“I don’t think we’re going to be moving around too much tomorrow afternoon,” said Schmidt. “In the centre of the city and all the way out to Soldier Field it’s going to be pretty cluttered with potentially a million people.
As for the notion that the Cubs’ historic World Series win might be a promising omen for Ireland, Schmidt said dryly: “Gee, I’d love to believe in omens, but I don’t. I’m not superstitious at all. 1908 is pretty similar to 1905 but I think the similarities pretty much stop there,” he said, referencing the start of the Cubs as an entity and Ireland’s first meeting with the All Blacks.
“If we played them at baseball, I think they’re pretty good at baseball as well. I think we’ll just try to play rugby against them and I think, whatever happens, as a group we’re looking forward to what we can learn from the game and how we can build from the game as a result of the effort we put in, the learnings we take and hopefully for the next three weeks we can see some evidence of that. And certainly into the Six Nations we would like to get back into the top end of that, certainly into that top two.”
All five of those backs were ruled out of either the third Test in South Africa or the entire series.
Coming into Ireland’s first game in four months, against opponents who have played seven full-on competitive Test matches in that timespan and swept all before them, Schmidt’s preference for familiarity is also understandable.
On the bench there could be a couple of potential debutants in the 21-year-old Leinster tyros Joey Carbery and Garry Ringrose. The latter has been knocking on the door for a year, whereas Carbery’s rise to a possible first cap has been comparatively meteoric.
Given the physical toll which Sexton willingly puts himself through, the odds are that Carbery will make his debut on Saturday at some point as well.
Their relatively unknown qualities adds to their potential for impact off the bench (a critical factor against these almighty All Blacks) and certainly the quintet of forwards amongst the Irish replacements have the ability to add ballast.
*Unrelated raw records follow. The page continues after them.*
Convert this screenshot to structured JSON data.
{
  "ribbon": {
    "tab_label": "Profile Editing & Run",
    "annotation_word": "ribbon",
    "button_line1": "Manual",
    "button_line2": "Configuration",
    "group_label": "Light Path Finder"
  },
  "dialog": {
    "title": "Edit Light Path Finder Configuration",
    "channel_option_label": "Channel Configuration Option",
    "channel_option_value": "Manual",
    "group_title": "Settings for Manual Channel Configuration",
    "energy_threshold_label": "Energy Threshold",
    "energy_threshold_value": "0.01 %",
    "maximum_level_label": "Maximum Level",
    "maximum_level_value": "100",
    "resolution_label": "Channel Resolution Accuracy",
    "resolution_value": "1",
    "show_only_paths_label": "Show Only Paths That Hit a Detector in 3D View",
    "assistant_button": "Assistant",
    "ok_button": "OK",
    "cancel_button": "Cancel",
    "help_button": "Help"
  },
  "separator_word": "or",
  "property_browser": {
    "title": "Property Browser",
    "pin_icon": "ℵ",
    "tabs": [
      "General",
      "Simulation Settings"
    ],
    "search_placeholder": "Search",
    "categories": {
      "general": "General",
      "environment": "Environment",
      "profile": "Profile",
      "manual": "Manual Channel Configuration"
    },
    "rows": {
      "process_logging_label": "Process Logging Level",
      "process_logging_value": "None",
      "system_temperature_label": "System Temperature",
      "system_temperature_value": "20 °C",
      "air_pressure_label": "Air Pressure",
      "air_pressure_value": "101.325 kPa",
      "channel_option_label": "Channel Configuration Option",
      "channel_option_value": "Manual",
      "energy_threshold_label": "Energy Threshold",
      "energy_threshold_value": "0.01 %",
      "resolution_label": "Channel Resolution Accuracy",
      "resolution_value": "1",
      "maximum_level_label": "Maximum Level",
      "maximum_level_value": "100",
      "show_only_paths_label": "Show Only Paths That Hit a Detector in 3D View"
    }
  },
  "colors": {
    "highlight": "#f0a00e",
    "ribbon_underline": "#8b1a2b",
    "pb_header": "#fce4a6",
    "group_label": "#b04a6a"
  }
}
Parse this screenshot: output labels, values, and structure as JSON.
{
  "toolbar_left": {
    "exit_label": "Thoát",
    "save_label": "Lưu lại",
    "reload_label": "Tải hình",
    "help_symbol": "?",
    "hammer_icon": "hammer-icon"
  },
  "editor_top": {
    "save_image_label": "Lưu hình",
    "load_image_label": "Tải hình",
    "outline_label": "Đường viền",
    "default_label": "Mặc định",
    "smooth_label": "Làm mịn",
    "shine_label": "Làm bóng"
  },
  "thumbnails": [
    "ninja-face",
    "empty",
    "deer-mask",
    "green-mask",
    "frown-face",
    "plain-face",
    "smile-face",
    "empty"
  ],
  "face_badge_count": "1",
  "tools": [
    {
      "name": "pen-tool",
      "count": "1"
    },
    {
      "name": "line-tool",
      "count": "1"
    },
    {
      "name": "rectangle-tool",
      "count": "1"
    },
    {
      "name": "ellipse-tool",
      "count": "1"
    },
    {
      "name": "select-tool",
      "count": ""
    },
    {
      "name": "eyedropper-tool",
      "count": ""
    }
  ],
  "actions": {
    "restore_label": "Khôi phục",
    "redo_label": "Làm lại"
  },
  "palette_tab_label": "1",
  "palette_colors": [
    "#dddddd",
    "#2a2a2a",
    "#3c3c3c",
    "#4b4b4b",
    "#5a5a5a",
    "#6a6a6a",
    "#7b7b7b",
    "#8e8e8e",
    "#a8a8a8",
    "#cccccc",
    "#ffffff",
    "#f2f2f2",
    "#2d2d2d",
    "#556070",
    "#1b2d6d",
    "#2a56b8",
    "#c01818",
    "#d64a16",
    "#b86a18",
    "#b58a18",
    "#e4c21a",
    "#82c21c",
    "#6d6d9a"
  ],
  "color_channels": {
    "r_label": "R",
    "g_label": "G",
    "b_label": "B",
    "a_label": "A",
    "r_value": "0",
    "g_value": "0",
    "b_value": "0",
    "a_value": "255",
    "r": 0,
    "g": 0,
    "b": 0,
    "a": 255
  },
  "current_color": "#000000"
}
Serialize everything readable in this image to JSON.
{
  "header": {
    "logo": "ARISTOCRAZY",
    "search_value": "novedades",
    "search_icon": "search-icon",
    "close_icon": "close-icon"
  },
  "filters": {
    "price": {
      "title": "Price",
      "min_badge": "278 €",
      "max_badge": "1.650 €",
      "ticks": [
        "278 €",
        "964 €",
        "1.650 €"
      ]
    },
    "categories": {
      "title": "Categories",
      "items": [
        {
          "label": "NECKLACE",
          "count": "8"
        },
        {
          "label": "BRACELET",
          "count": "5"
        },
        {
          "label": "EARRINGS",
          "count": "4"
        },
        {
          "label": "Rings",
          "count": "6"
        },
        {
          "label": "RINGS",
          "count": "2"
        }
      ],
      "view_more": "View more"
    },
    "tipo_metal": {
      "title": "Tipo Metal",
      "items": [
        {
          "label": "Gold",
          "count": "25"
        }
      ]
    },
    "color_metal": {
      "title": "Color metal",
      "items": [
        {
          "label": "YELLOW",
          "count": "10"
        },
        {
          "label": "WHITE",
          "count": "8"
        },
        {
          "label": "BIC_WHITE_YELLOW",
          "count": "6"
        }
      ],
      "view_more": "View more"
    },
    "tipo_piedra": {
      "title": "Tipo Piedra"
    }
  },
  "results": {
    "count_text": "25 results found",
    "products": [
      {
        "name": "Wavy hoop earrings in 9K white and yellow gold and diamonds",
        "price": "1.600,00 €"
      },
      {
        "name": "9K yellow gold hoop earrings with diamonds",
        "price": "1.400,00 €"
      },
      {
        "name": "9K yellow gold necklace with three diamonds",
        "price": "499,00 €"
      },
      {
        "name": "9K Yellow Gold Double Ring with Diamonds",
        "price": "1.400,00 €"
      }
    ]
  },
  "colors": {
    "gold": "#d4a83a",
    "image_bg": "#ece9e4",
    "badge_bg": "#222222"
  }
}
Sean Cronin, Cian Healy, Ultan Dillane and Josh van der Flier, whose hard lines of running must have had him pushing for a starting place, are all good ball carriers, and Finlay Bealham’s skill-set has grown at Connacht.
For Ireland to have a chance of upsetting the 23-point handicap, much less the 13 to 1 odds on them winning, they will need all of that and more.
IRELAND team to play New Zealand - Saturday 5th November, 2016
15. Rob Kearney (Leinster), 14. Andrew Trimble (Ulster), 13. Jared Payne (Ulster), 12. Robbie Henshaw (Leinster), 11. Simon Zebo (Munster), 10. Johnny Sexton (Leinster), 9. Conor Murray (Munster), 8. Jamie Heaslip (Leinster), 7. Jordi Murphy (Leinster), 6. CJ Stander (Munster), 5. Devin Toner (Leinster), 4. Donnacha Ryan (Munster), 3. Tadhg Furlong (Leinster), 2. Rory Best (Ulster) (c), 1. Jack McGrath (Leinster), Replacements: 16. Sean Cronin (Leinster), 17. Cian Healy (Leinster), 18. Finlay Bealham (Connacht), 19. Ultan Dillane (Connacht), 20. Josh van der Flier (Leinster), 21. Kieran Marmion (Connacht), 22. Joey Carbery (Leinster), 23. Garry Ringrose (Leinster)